#### [ASSIGNED TASK]
If a record holds a picture, leave the picture out and print everything else exactly.

#### [EXCERPTED RECORDS]
···
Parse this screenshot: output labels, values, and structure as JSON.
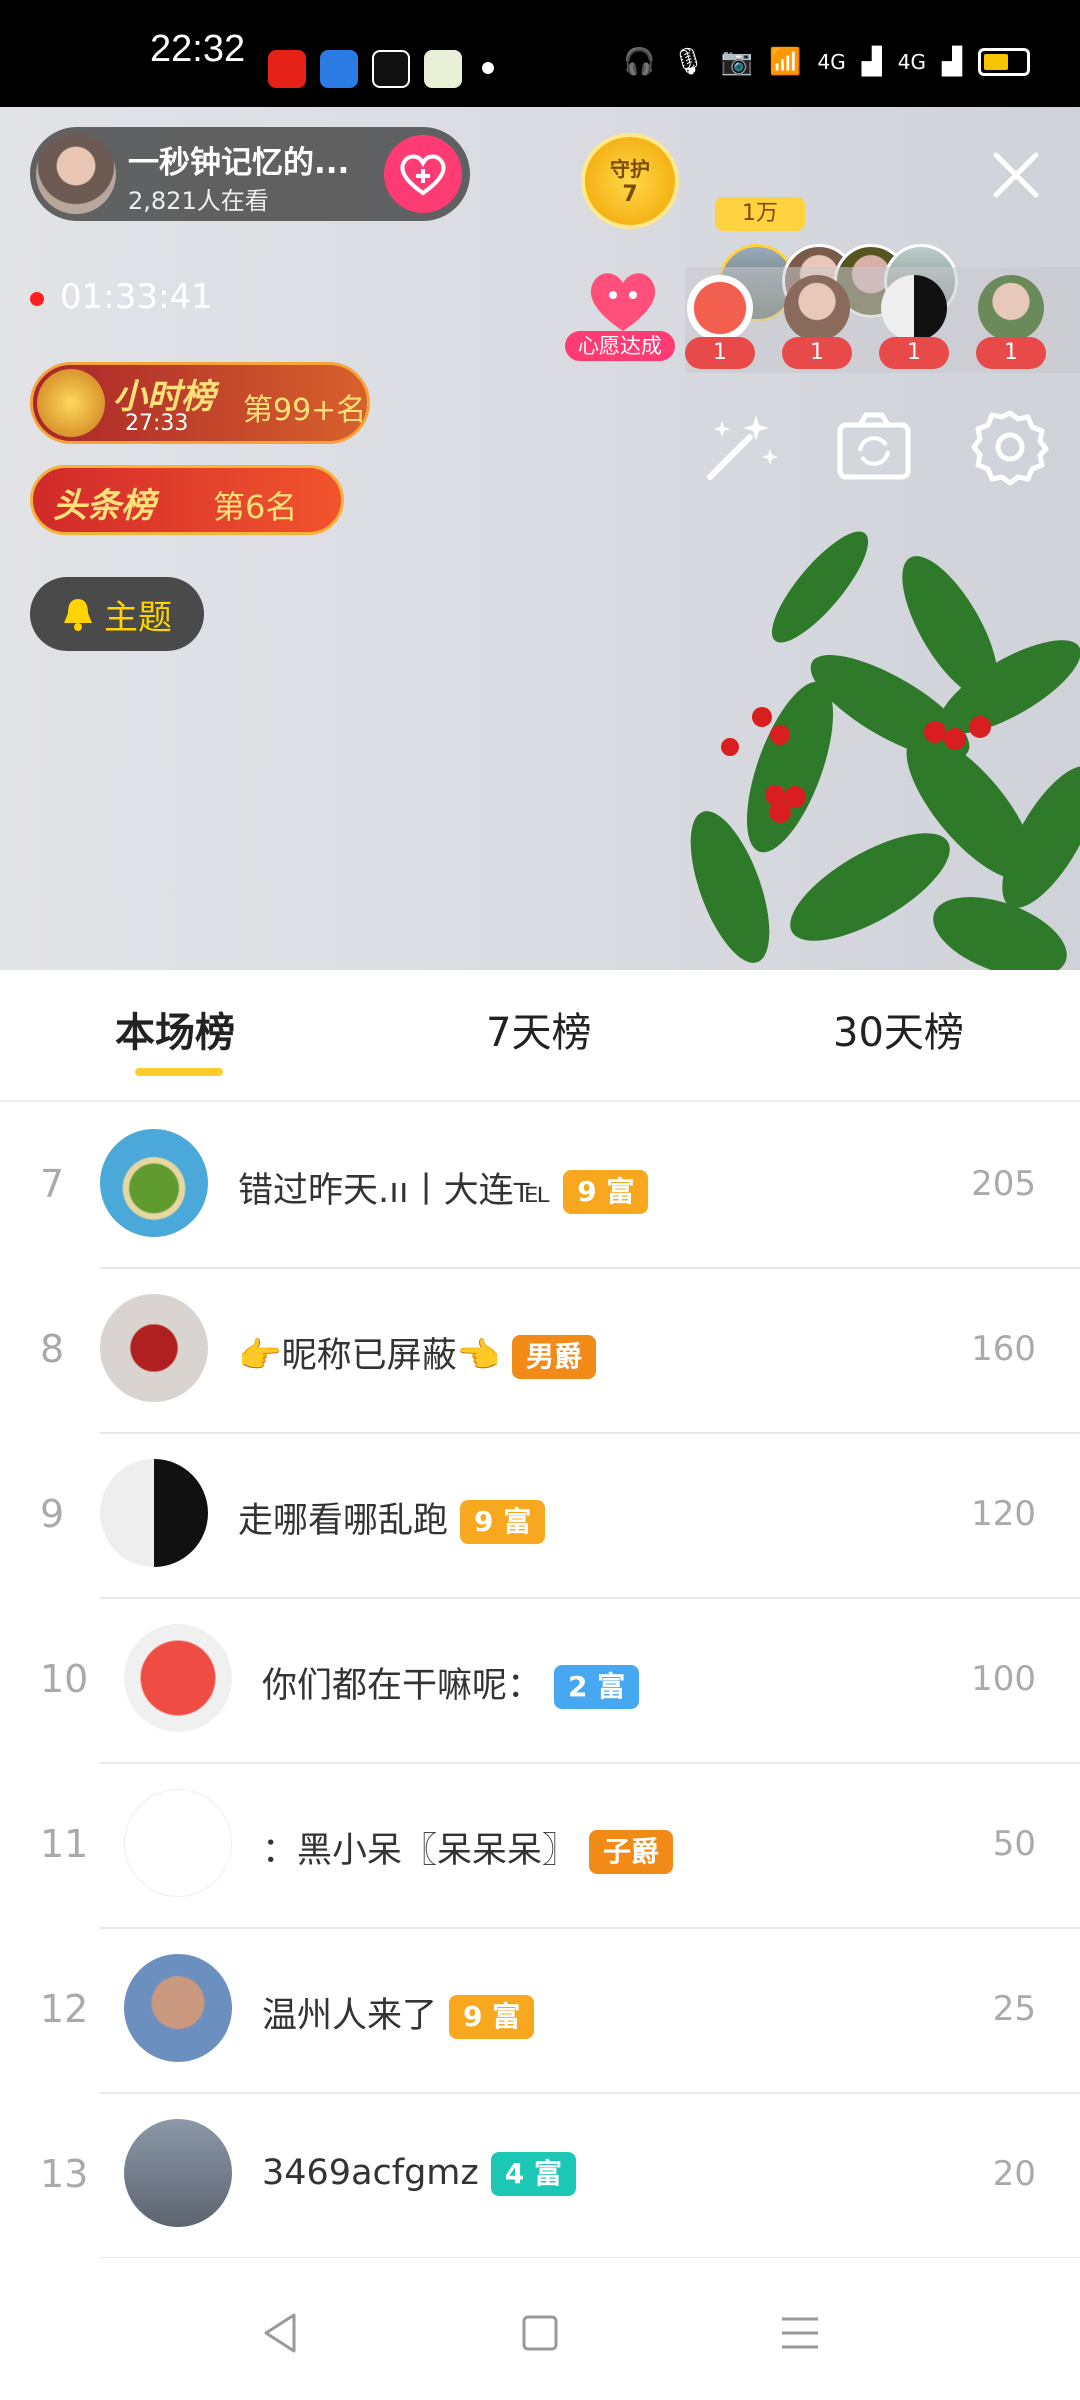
{
  "status_bar": {
    "time": "22:32",
    "signal_label_1": "4G",
    "signal_label_2": "4G",
    "icons": [
      "youtube-icon",
      "edge-icon",
      "tiktok-icon",
      "app-icon",
      "headphones-icon",
      "mic-icon",
      "camera-icon",
      "wifi-icon",
      "signal-icon",
      "battery-icon"
    ],
    "battery_color": "#f6c500"
  },
  "live": {
    "anchor_name": "一秒钟记忆的...",
    "viewers": "2,821人在看",
    "follow_color": "#ff3b73",
    "guard_label": "守护",
    "guard_count": "7",
    "fans_badge": "1万",
    "timer": "01:33:41",
    "wish_label": "心愿达成",
    "rank_users": [
      {
        "count": "1"
      },
      {
        "count": "1"
      },
      {
        "count": "1"
      },
      {
        "count": "1"
      }
    ],
    "hour_rank_title": "小时榜",
    "hour_rank_time": "27:33",
    "hour_rank_place": "第99+名",
    "top_rank_title": "头条榜",
    "top_rank_place": "第6名",
    "theme_label": "主题"
  },
  "tabs": [
    {
      "label": "本场榜"
    },
    {
      "label": "7天榜"
    },
    {
      "label": "30天榜"
    }
  ],
  "list": [
    {
      "rank": "7",
      "nick": "错过昨天.ıı丨大连℡",
      "badge": "9 富",
      "badge_color": "#f7a81f",
      "score": "205"
    },
    {
      "rank": "8",
      "nick": "👉昵称已屏蔽👈",
      "badge": "男爵",
      "badge_color": "#f28a18",
      "score": "160"
    },
    {
      "rank": "9",
      "nick": "走哪看哪乱跑",
      "badge": "9 富",
      "badge_color": "#f7a81f",
      "score": "120"
    },
    {
      "rank": "10",
      "nick": "你们都在干嘛呢：",
      "badge": "2 富",
      "badge_color": "#46a8f0",
      "score": "100"
    },
    {
      "rank": "11",
      "nick": "：黑小呆〖呆呆呆〗",
      "badge": "子爵",
      "badge_color": "#f28a18",
      "score": "50"
    },
    {
      "rank": "12",
      "nick": "温州人来了",
      "badge": "9 富",
      "badge_color": "#f7a81f",
      "score": "25"
    },
    {
      "rank": "13",
      "nick": "3469acfgmz",
      "badge": "4 富",
      "badge_color": "#1cc7b6",
      "score": "20"
    }
  ]
}
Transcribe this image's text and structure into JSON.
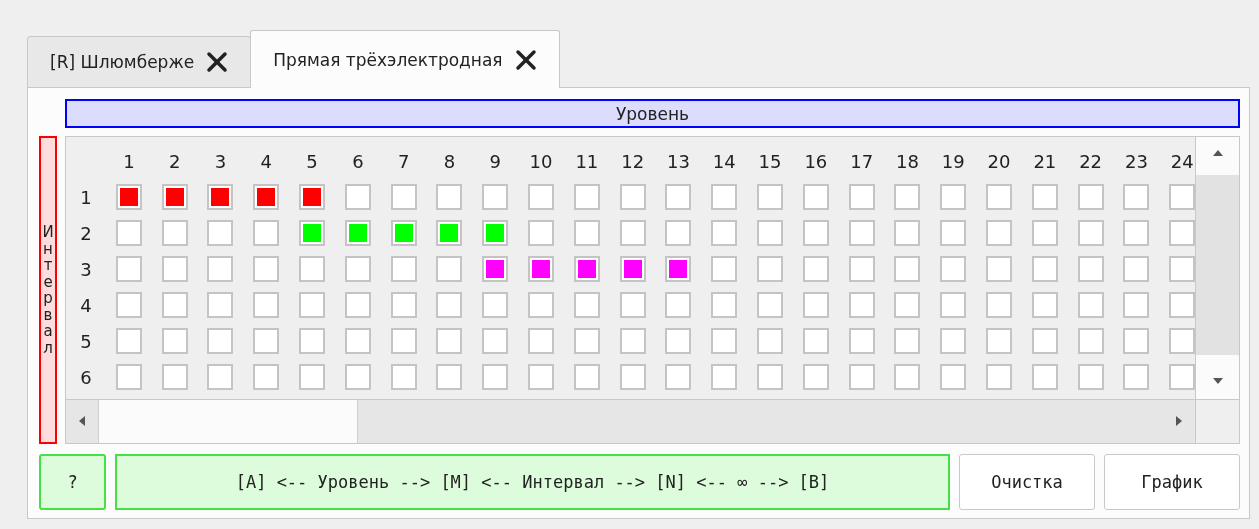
{
  "tabs": [
    {
      "label": "[R] Шлюмберже",
      "selected": false
    },
    {
      "label": "Прямая трёхэлектродная",
      "selected": true
    }
  ],
  "level_header": "Уровень",
  "interval_label": "Интервал",
  "grid": {
    "columns": [
      "1",
      "2",
      "3",
      "4",
      "5",
      "6",
      "7",
      "8",
      "9",
      "10",
      "11",
      "12",
      "13",
      "14",
      "15",
      "16",
      "17",
      "18",
      "19",
      "20",
      "21",
      "22",
      "23",
      "24"
    ],
    "rows": [
      {
        "label": "1",
        "cells": [
          {
            "on": true,
            "color": "#ff0000"
          },
          {
            "on": true,
            "color": "#ff0000"
          },
          {
            "on": true,
            "color": "#ff0000"
          },
          {
            "on": true,
            "color": "#ff0000"
          },
          {
            "on": true,
            "color": "#ff0000"
          },
          {
            "on": false
          },
          {
            "on": false
          },
          {
            "on": false
          },
          {
            "on": false
          },
          {
            "on": false
          },
          {
            "on": false
          },
          {
            "on": false
          },
          {
            "on": false
          },
          {
            "on": false
          },
          {
            "on": false
          },
          {
            "on": false
          },
          {
            "on": false
          },
          {
            "on": false
          },
          {
            "on": false
          },
          {
            "on": false
          },
          {
            "on": false
          },
          {
            "on": false
          },
          {
            "on": false
          },
          {
            "on": false
          }
        ]
      },
      {
        "label": "2",
        "cells": [
          {
            "on": false
          },
          {
            "on": false
          },
          {
            "on": false
          },
          {
            "on": false
          },
          {
            "on": true,
            "color": "#00ff00"
          },
          {
            "on": true,
            "color": "#00ff00"
          },
          {
            "on": true,
            "color": "#00ff00"
          },
          {
            "on": true,
            "color": "#00ff00"
          },
          {
            "on": true,
            "color": "#00ff00"
          },
          {
            "on": false
          },
          {
            "on": false
          },
          {
            "on": false
          },
          {
            "on": false
          },
          {
            "on": false
          },
          {
            "on": false
          },
          {
            "on": false
          },
          {
            "on": false
          },
          {
            "on": false
          },
          {
            "on": false
          },
          {
            "on": false
          },
          {
            "on": false
          },
          {
            "on": false
          },
          {
            "on": false
          },
          {
            "on": false
          }
        ]
      },
      {
        "label": "3",
        "cells": [
          {
            "on": false
          },
          {
            "on": false
          },
          {
            "on": false
          },
          {
            "on": false
          },
          {
            "on": false
          },
          {
            "on": false
          },
          {
            "on": false
          },
          {
            "on": false
          },
          {
            "on": true,
            "color": "#ff00ff"
          },
          {
            "on": true,
            "color": "#ff00ff"
          },
          {
            "on": true,
            "color": "#ff00ff"
          },
          {
            "on": true,
            "color": "#ff00ff"
          },
          {
            "on": true,
            "color": "#ff00ff"
          },
          {
            "on": false
          },
          {
            "on": false
          },
          {
            "on": false
          },
          {
            "on": false
          },
          {
            "on": false
          },
          {
            "on": false
          },
          {
            "on": false
          },
          {
            "on": false
          },
          {
            "on": false
          },
          {
            "on": false
          },
          {
            "on": false
          }
        ]
      },
      {
        "label": "4",
        "cells": [
          {
            "on": false
          },
          {
            "on": false
          },
          {
            "on": false
          },
          {
            "on": false
          },
          {
            "on": false
          },
          {
            "on": false
          },
          {
            "on": false
          },
          {
            "on": false
          },
          {
            "on": false
          },
          {
            "on": false
          },
          {
            "on": false
          },
          {
            "on": false
          },
          {
            "on": false
          },
          {
            "on": false
          },
          {
            "on": false
          },
          {
            "on": false
          },
          {
            "on": false
          },
          {
            "on": false
          },
          {
            "on": false
          },
          {
            "on": false
          },
          {
            "on": false
          },
          {
            "on": false
          },
          {
            "on": false
          },
          {
            "on": false
          }
        ]
      },
      {
        "label": "5",
        "cells": [
          {
            "on": false
          },
          {
            "on": false
          },
          {
            "on": false
          },
          {
            "on": false
          },
          {
            "on": false
          },
          {
            "on": false
          },
          {
            "on": false
          },
          {
            "on": false
          },
          {
            "on": false
          },
          {
            "on": false
          },
          {
            "on": false
          },
          {
            "on": false
          },
          {
            "on": false
          },
          {
            "on": false
          },
          {
            "on": false
          },
          {
            "on": false
          },
          {
            "on": false
          },
          {
            "on": false
          },
          {
            "on": false
          },
          {
            "on": false
          },
          {
            "on": false
          },
          {
            "on": false
          },
          {
            "on": false
          },
          {
            "on": false
          }
        ]
      },
      {
        "label": "6",
        "cells": [
          {
            "on": false
          },
          {
            "on": false
          },
          {
            "on": false
          },
          {
            "on": false
          },
          {
            "on": false
          },
          {
            "on": false
          },
          {
            "on": false
          },
          {
            "on": false
          },
          {
            "on": false
          },
          {
            "on": false
          },
          {
            "on": false
          },
          {
            "on": false
          },
          {
            "on": false
          },
          {
            "on": false
          },
          {
            "on": false
          },
          {
            "on": false
          },
          {
            "on": false
          },
          {
            "on": false
          },
          {
            "on": false
          },
          {
            "on": false
          },
          {
            "on": false
          },
          {
            "on": false
          },
          {
            "on": false
          },
          {
            "on": false
          }
        ]
      }
    ]
  },
  "help_button": "?",
  "legend": "[A] <-- Уровень --> [M] <-- Интервал --> [N] <-- ∞ --> [B]",
  "buttons": [
    "Очистка",
    "График"
  ]
}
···
#### [SOLUTION]
Parse this screenshot: output labels, values, and structure as JSON.
{
  "status_bar": {
    "time": "22:32",
    "signal_label_1": "4G",
    "signal_label_2": "4G",
    "icons": [
      "youtube-icon",
      "edge-icon",
      "tiktok-icon",
      "app-icon",
      "headphones-icon",
      "mic-icon",
      "camera-icon",
      "wifi-icon",
      "signal-icon",
      "battery-icon"
    ],
    "battery_color": "#f6c500"
  },
  "live": {
    "anchor_name": "一秒钟记忆的...",
    "viewers": "2,821人在看",
    "follow_color": "#ff3b73",
    "guard_label": "守护",
    "guard_count": "7",
    "fans_badge": "1万",
    "timer": "01:33:41",
    "wish_label": "心愿达成",
    "rank_users": [
      {
        "count": "1"
      },
      {
        "count": "1"
      },
      {
        "count": "1"
      },
      {
        "count": "1"
      }
    ],
    "hour_rank_title": "小时榜",
    "hour_rank_time": "27:33",
    "hour_rank_place": "第99+名",
    "top_rank_title": "头条榜",
    "top_rank_place": "第6名",
    "theme_label": "主题"
  },
  "tabs": [
    {
      "label": "本场榜"
    },
    {
      "label": "7天榜"
    },
    {
      "label": "30天榜"
    }
  ],
  "list": [
    {
      "rank": "7",
      "nick": "错过昨天.ıı丨大连℡",
      "badge": "9 富",
      "badge_color": "#f7a81f",
      "score": "205"
    },
    {
      "rank": "8",
      "nick": "👉昵称已屏蔽👈",
      "badge": "男爵",
      "badge_color": "#f28a18",
      "score": "160"
    },
    {
      "rank": "9",
      "nick": "走哪看哪乱跑",
      "badge": "9 富",
      "badge_color": "#f7a81f",
      "score": "120"
    },
    {
      "rank": "10",
      "nick": "你们都在干嘛呢：",
      "badge": "2 富",
      "badge_color": "#46a8f0",
      "score": "100"
    },
    {
      "rank": "11",
      "nick": "：黑小呆〖呆呆呆〗",
      "badge": "子爵",
      "badge_color": "#f28a18",
      "score": "50"
    },
    {
      "rank": "12",
      "nick": "温州人来了",
      "badge": "9 富",
      "badge_color": "#f7a81f",
      "score": "25"
    },
    {
      "rank": "13",
      "nick": "3469acfgmz",
      "badge": "4 富",
      "badge_color": "#1cc7b6",
      "score": "20"
    }
  ]
}
Transcribe this image's text and structure into JSON.
{
  "tabs": [
    {
      "label": "[R] Шлюмберже",
      "selected": false
    },
    {
      "label": "Прямая трёхэлектродная",
      "selected": true
    }
  ],
  "level_header": "Уровень",
  "interval_label": "Интервал",
  "grid": {
    "columns": [
      "1",
      "2",
      "3",
      "4",
      "5",
      "6",
      "7",
      "8",
      "9",
      "10",
      "11",
      "12",
      "13",
      "14",
      "15",
      "16",
      "17",
      "18",
      "19",
      "20",
      "21",
      "22",
      "23",
      "24"
    ],
    "rows": [
      {
        "label": "1",
        "cells": [
          {
            "on": true,
            "color": "#ff0000"
          },
          {
            "on": true,
            "color": "#ff0000"
          },
          {
            "on": true,
            "color": "#ff0000"
          },
          {
            "on": true,
            "color": "#ff0000"
          },
          {
            "on": true,
            "color": "#ff0000"
          },
          {
            "on": false
          },
          {
            "on": false
          },
          {
            "on": false
          },
          {
            "on": false
          },
          {
            "on": false
          },
          {
            "on": false
          },
          {
            "on": false
          },
          {
            "on": false
          },
          {
            "on": false
          },
          {
            "on": false
          },
          {
            "on": false
          },
          {
            "on": false
          },
          {
            "on": false
          },
          {
            "on": false
          },
          {
            "on": false
          },
          {
            "on": false
          },
          {
            "on": false
          },
          {
            "on": false
          },
          {
            "on": false
          }
        ]
      },
      {
        "label": "2",
        "cells": [
          {
            "on": false
          },
          {
            "on": false
          },
          {
            "on": false
          },
          {
            "on": false
          },
          {
            "on": true,
            "color": "#00ff00"
          },
          {
            "on": true,
            "color": "#00ff00"
          },
          {
            "on": true,
            "color": "#00ff00"
          },
          {
            "on": true,
            "color": "#00ff00"
          },
          {
            "on": true,
            "color": "#00ff00"
          },
          {
            "on": false
          },
          {
            "on": false
          },
          {
            "on": false
          },
          {
            "on": false
          },
          {
            "on": false
          },
          {
            "on": false
          },
          {
            "on": false
          },
          {
            "on": false
          },
          {
            "on": false
          },
          {
            "on": false
          },
          {
            "on": false
          },
          {
            "on": false
          },
          {
            "on": false
          },
          {
            "on": false
          },
          {
            "on": false
          }
        ]
      },
      {
        "label": "3",
        "cells": [
          {
            "on": false
          },
          {
            "on": false
          },
          {
            "on": false
          },
          {
            "on": false
          },
          {
            "on": false
          },
          {
            "on": false
          },
          {
            "on": false
          },
          {
            "on": false
          },
          {
            "on": true,
            "color": "#ff00ff"
          },
          {
            "on": true,
            "color": "#ff00ff"
          },
          {
            "on": true,
            "color": "#ff00ff"
          },
          {
            "on": true,
            "color": "#ff00ff"
          },
          {
            "on": true,
            "color": "#ff00ff"
          },
          {
            "on": false
          },
          {
            "on": false
          },
          {
            "on": false
          },
          {
            "on": false
          },
          {
            "on": false
          },
          {
            "on": false
          },
          {
            "on": false
          },
          {
            "on": false
          },
          {
            "on": false
          },
          {
            "on": false
          },
          {
            "on": false
          }
        ]
      },
      {
        "label": "4",
        "cells": [
          {
            "on": false
          },
          {
            "on": false
          },
          {
            "on": false
          },
          {
            "on": false
          },
          {
            "on": false
          },
          {
            "on": false
          },
          {
            "on": false
          },
          {
            "on": false
          },
          {
            "on": false
          },
          {
            "on": false
          },
          {
            "on": false
          },
          {
            "on": false
          },
          {
            "on": false
          },
          {
            "on": false
          },
          {
            "on": false
          },
          {
            "on": false
          },
          {
            "on": false
          },
          {
            "on": false
          },
          {
            "on": false
          },
          {
            "on": false
          },
          {
            "on": false
          },
          {
            "on": false
          },
          {
            "on": false
          },
          {
            "on": false
          }
        ]
      },
      {
        "label": "5",
        "cells": [
          {
            "on": false
          },
          {
            "on": false
          },
          {
            "on": false
          },
          {
            "on": false
          },
          {
            "on": false
          },
          {
            "on": false
          },
          {
            "on": false
          },
          {
            "on": false
          },
          {
            "on": false
          },
          {
            "on": false
          },
          {
            "on": false
          },
          {
            "on": false
          },
          {
            "on": false
          },
          {
            "on": false
          },
          {
            "on": false
          },
          {
            "on": false
          },
          {
            "on": false
          },
          {
            "on": false
          },
          {
            "on": false
          },
          {
            "on": false
          },
          {
            "on": false
          },
          {
            "on": false
          },
          {
            "on": false
          },
          {
            "on": false
          }
        ]
      },
      {
        "label": "6",
        "cells": [
          {
            "on": false
          },
          {
            "on": false
          },
          {
            "on": false
          },
          {
            "on": false
          },
          {
            "on": false
          },
          {
            "on": false
          },
          {
            "on": false
          },
          {
            "on": false
          },
          {
            "on": false
          },
          {
            "on": false
          },
          {
            "on": false
          },
          {
            "on": false
          },
          {
            "on": false
          },
          {
            "on": false
          },
          {
            "on": false
          },
          {
            "on": false
          },
          {
            "on": false
          },
          {
            "on": false
          },
          {
            "on": false
          },
          {
            "on": false
          },
          {
            "on": false
          },
          {
            "on": false
          },
          {
            "on": false
          },
          {
            "on": false
          }
        ]
      }
    ]
  },
  "help_button": "?",
  "legend": "[A] <-- Уровень --> [M] <-- Интервал --> [N] <-- ∞ --> [B]",
  "buttons": [
    "Очистка",
    "График"
  ]
}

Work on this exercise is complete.